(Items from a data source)

▶

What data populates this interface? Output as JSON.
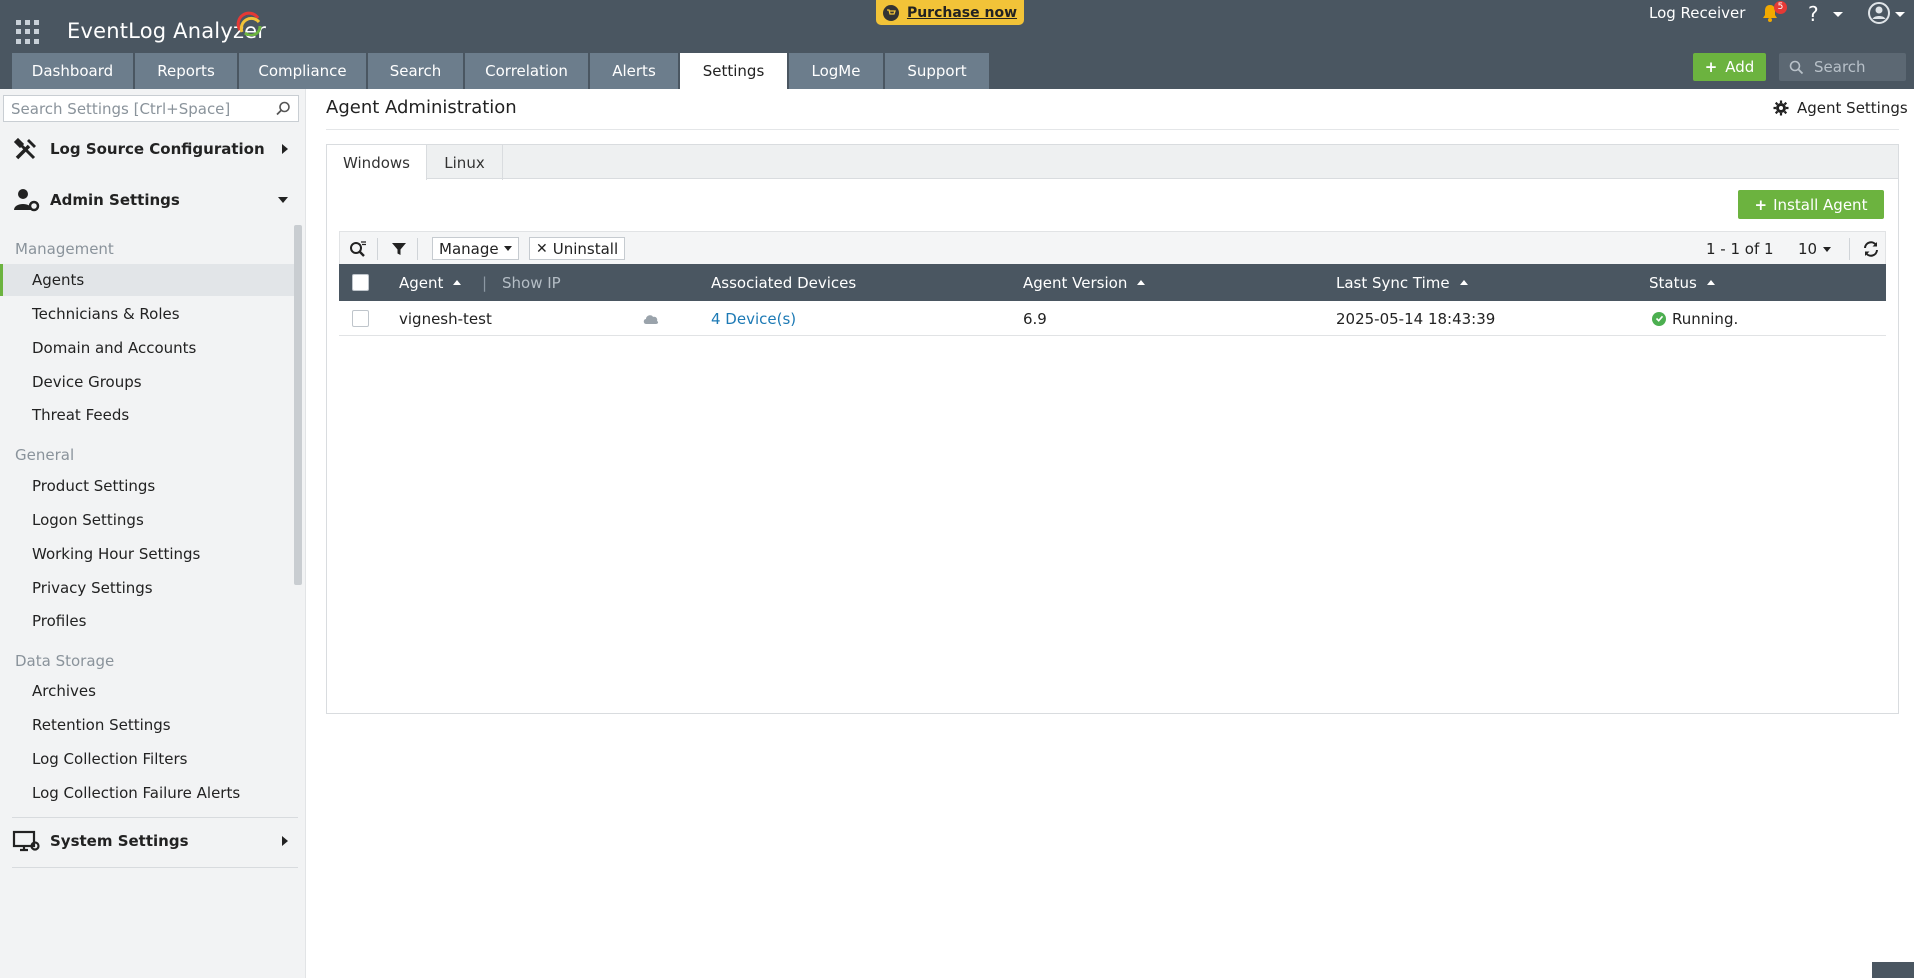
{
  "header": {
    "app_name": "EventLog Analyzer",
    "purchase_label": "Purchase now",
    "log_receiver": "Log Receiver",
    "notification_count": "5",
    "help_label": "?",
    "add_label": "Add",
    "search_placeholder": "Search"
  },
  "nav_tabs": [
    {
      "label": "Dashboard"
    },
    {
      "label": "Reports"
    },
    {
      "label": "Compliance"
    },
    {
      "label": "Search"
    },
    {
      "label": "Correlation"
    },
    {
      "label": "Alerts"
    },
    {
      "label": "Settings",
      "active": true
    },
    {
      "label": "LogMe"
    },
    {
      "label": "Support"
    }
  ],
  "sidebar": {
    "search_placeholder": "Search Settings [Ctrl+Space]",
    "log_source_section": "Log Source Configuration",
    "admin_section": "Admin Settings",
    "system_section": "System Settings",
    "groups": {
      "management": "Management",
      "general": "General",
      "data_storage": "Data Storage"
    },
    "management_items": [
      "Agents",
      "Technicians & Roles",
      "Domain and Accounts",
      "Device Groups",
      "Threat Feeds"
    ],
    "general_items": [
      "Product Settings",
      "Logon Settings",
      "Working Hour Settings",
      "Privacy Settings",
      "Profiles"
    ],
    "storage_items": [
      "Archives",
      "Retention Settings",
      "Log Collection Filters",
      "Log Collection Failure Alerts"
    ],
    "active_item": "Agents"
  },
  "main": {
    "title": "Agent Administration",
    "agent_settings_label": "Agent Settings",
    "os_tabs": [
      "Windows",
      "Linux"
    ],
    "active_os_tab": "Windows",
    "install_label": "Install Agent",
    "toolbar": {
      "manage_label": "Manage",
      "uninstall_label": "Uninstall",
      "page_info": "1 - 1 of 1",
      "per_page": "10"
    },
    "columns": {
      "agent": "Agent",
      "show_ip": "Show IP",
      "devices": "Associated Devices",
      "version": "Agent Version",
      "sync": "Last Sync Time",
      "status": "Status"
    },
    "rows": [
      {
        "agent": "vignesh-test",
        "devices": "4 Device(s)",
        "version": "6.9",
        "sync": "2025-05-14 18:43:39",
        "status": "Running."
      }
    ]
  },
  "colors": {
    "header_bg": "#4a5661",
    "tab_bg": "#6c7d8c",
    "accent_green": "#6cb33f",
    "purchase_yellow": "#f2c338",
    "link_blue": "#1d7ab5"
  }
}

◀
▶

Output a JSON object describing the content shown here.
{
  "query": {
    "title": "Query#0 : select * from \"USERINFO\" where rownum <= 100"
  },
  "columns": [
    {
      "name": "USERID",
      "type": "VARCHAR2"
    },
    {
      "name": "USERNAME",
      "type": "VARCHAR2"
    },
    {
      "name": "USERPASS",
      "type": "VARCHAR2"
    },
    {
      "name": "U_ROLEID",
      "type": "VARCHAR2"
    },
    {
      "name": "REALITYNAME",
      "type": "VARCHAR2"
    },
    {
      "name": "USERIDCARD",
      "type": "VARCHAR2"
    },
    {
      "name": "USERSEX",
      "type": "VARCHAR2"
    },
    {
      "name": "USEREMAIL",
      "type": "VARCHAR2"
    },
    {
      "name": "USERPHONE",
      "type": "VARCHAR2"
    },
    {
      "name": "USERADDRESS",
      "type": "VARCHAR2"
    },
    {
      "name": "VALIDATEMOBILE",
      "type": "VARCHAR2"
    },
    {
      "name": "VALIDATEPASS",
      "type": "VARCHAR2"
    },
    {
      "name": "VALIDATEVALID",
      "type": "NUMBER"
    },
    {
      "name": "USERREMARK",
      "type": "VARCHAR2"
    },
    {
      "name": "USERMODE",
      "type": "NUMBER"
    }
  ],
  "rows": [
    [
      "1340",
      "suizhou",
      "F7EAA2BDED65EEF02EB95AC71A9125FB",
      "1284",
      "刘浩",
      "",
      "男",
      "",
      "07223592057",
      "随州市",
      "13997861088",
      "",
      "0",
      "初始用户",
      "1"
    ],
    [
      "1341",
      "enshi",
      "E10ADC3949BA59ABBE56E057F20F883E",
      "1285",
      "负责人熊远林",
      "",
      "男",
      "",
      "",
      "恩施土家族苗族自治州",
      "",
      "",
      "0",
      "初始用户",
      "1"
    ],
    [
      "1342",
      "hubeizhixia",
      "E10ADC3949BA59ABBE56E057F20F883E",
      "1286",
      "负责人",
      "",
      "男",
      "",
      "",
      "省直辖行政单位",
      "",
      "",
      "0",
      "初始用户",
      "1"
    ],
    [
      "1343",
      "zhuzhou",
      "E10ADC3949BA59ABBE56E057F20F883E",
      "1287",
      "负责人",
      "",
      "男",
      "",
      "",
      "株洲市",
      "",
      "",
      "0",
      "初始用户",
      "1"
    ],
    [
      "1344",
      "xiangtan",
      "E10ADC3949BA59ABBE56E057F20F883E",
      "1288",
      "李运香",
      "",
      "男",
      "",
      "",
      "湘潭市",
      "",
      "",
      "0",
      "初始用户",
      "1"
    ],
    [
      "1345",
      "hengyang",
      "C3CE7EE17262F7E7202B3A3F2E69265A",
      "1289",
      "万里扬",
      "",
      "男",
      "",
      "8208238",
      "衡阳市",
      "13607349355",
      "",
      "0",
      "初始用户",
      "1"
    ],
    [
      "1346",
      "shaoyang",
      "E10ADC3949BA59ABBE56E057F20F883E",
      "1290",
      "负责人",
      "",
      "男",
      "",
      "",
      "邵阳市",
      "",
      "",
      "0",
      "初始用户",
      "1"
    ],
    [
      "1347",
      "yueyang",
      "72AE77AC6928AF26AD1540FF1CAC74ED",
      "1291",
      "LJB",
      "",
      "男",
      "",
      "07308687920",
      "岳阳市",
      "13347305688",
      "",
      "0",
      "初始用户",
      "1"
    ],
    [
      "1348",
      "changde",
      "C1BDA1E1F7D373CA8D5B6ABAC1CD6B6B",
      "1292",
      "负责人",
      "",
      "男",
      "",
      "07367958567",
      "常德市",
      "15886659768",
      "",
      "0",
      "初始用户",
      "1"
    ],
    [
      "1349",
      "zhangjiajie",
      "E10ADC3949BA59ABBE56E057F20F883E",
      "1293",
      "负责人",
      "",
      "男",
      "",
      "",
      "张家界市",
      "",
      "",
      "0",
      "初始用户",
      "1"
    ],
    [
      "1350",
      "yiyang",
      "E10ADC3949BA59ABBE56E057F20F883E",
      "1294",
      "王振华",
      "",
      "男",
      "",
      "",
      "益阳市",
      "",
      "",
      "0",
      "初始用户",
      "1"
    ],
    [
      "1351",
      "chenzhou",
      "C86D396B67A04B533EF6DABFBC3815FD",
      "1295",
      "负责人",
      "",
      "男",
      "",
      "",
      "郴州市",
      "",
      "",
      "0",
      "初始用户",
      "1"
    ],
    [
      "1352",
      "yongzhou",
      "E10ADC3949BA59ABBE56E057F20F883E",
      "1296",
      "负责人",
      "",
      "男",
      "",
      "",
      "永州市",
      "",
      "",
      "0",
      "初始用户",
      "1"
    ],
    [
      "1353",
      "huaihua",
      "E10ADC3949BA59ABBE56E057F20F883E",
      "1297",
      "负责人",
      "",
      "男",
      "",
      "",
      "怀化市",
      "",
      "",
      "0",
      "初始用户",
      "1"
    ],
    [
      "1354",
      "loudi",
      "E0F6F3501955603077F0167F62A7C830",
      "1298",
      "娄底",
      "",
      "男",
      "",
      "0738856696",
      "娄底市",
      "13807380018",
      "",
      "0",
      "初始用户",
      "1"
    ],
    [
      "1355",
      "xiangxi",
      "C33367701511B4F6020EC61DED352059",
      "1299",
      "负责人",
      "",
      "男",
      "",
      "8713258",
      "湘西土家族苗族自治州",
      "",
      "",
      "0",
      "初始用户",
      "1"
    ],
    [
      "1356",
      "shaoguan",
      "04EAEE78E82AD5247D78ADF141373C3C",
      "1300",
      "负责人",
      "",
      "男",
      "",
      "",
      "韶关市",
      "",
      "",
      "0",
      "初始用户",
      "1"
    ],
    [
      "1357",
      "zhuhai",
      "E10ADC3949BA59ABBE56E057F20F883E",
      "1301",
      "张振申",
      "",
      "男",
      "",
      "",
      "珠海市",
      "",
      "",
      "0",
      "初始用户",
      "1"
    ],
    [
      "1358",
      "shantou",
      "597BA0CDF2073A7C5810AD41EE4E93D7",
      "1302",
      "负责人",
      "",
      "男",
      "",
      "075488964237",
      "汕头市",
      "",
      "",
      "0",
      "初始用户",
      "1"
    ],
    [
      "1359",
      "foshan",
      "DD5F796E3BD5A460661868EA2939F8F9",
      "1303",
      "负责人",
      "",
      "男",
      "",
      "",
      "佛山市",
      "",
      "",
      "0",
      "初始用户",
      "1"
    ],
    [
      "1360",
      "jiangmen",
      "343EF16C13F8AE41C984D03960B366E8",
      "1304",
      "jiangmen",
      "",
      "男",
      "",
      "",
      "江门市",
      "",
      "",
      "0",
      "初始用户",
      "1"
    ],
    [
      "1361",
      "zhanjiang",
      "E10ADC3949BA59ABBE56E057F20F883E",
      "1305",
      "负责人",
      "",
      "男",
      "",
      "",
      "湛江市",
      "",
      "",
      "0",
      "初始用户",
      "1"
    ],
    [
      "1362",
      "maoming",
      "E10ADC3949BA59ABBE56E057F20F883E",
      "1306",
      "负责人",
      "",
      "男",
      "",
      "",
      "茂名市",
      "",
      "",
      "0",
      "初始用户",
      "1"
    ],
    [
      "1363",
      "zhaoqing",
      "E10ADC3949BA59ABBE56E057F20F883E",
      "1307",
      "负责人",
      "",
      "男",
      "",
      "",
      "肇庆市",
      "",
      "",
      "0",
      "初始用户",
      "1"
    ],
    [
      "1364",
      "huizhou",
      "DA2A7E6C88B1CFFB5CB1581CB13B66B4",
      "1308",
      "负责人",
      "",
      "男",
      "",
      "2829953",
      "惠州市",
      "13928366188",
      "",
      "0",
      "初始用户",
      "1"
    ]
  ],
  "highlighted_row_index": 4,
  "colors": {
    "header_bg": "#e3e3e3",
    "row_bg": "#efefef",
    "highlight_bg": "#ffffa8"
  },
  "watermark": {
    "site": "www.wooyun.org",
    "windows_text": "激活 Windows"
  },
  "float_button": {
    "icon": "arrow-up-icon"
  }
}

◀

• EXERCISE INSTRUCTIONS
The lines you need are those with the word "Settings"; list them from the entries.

• WRITTEN REPLY
      "label": "Settings",
    "search_placeholder": "Search Settings [Ctrl+Space]",
    "admin_section": "Admin Settings",
    "system_section": "System Settings",
      "Product Settings",
      "Logon Settings",
      "Working Hour Settings",
      "Privacy Settings",
      "Retention Settings",
    "agent_settings_label": "Agent Settings",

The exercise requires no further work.